- OR, do it all yourself.
- Pros: Depending which agencies you affiliate with, you’ll get a large portion of your mechanical royalties.
- Cons: A considerable amount of work, maintenance, and confusion! Don’t believe me? Simply try to find the right page and the right form to use to sign up with HFA (no cheating by using the link I gave you above!). 🙂 And that’s just the tip of the iceberg. You won’t be able to affiliate with some agencies internationally… either they won’t let you, or you won’t understand their language. Although you’ll probably get the lion’s share of your mechanical royalties, you’ll likely still be missing out on at least some mechanical royalties somewhere.
This is a big mess!

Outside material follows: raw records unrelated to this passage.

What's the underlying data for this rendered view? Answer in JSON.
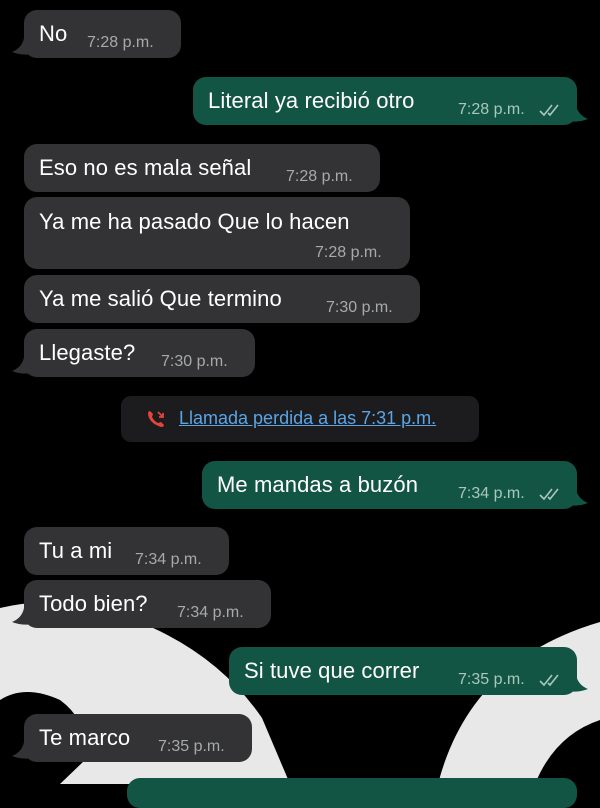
{
  "chat": {
    "messages": [
      {
        "dir": "in",
        "text": "No",
        "time": "7:28 p.m."
      },
      {
        "dir": "out",
        "text": "Literal ya recibió otro",
        "time": "7:28 p.m.",
        "status": "read-double-check-icon"
      },
      {
        "dir": "in",
        "text": "Eso no es mala señal",
        "time": "7:28 p.m."
      },
      {
        "dir": "in",
        "text": "Ya me ha pasado Que lo hacen",
        "time": "7:28 p.m."
      },
      {
        "dir": "in",
        "text": "Ya me salió Que termino",
        "time": "7:30 p.m."
      },
      {
        "dir": "in",
        "text": "Llegaste?",
        "time": "7:30 p.m."
      },
      {
        "dir": "out",
        "text": "Me mandas a buzón",
        "time": "7:34 p.m.",
        "status": "read-double-check-icon"
      },
      {
        "dir": "in",
        "text": "Tu a mi",
        "time": "7:34 p.m."
      },
      {
        "dir": "in",
        "text": "Todo bien?",
        "time": "7:34 p.m."
      },
      {
        "dir": "out",
        "text": "Si tuve que correr",
        "time": "7:35 p.m.",
        "status": "read-double-check-icon"
      },
      {
        "dir": "in",
        "text": "Te marco",
        "time": "7:35 p.m."
      }
    ],
    "missed_call": {
      "text": "Llamada perdida a las 7:31 p.m.",
      "icon": "missed-call-icon"
    }
  },
  "colors": {
    "incoming_bubble": "#333335",
    "outgoing_bubble": "#135544",
    "background": "#000000",
    "wallpaper_shape": "#e8e8e8",
    "missed_call_icon": "#e5443a",
    "link": "#5aa5e6"
  }
}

We’ll see what happens, but there is a new company that just started out that will hopefully clean up this entire mess: AMRA. One of their goals is to provide an international online service for collecting mechanical royalties. The idea is that all music services and stores in all countries would simply report their mechanical royalties to AMRA, and then publishers could create a single account with them to get all of their worldwide mechanical royalties in one place. Boom! Done. Hopefully, either AMRA or another service like that takes off and makes this whole process simple.
What are mechanical licenses?
In order to legally publish and distribute a sound recording of a composition that you do not own, you’ll need a mechanical license. Head on over to the page about mechanical royalties to learn more.
Congratulations, you deserve a cookie!
If you made it this far, congratulations, you deserve some yummy cookies! Here you go! 🙂
Have any success stories you would like to share, or helpful information that could benefit other musicians trying to wrap their heads around this? Then, please leave an awesome comment below. Thanks!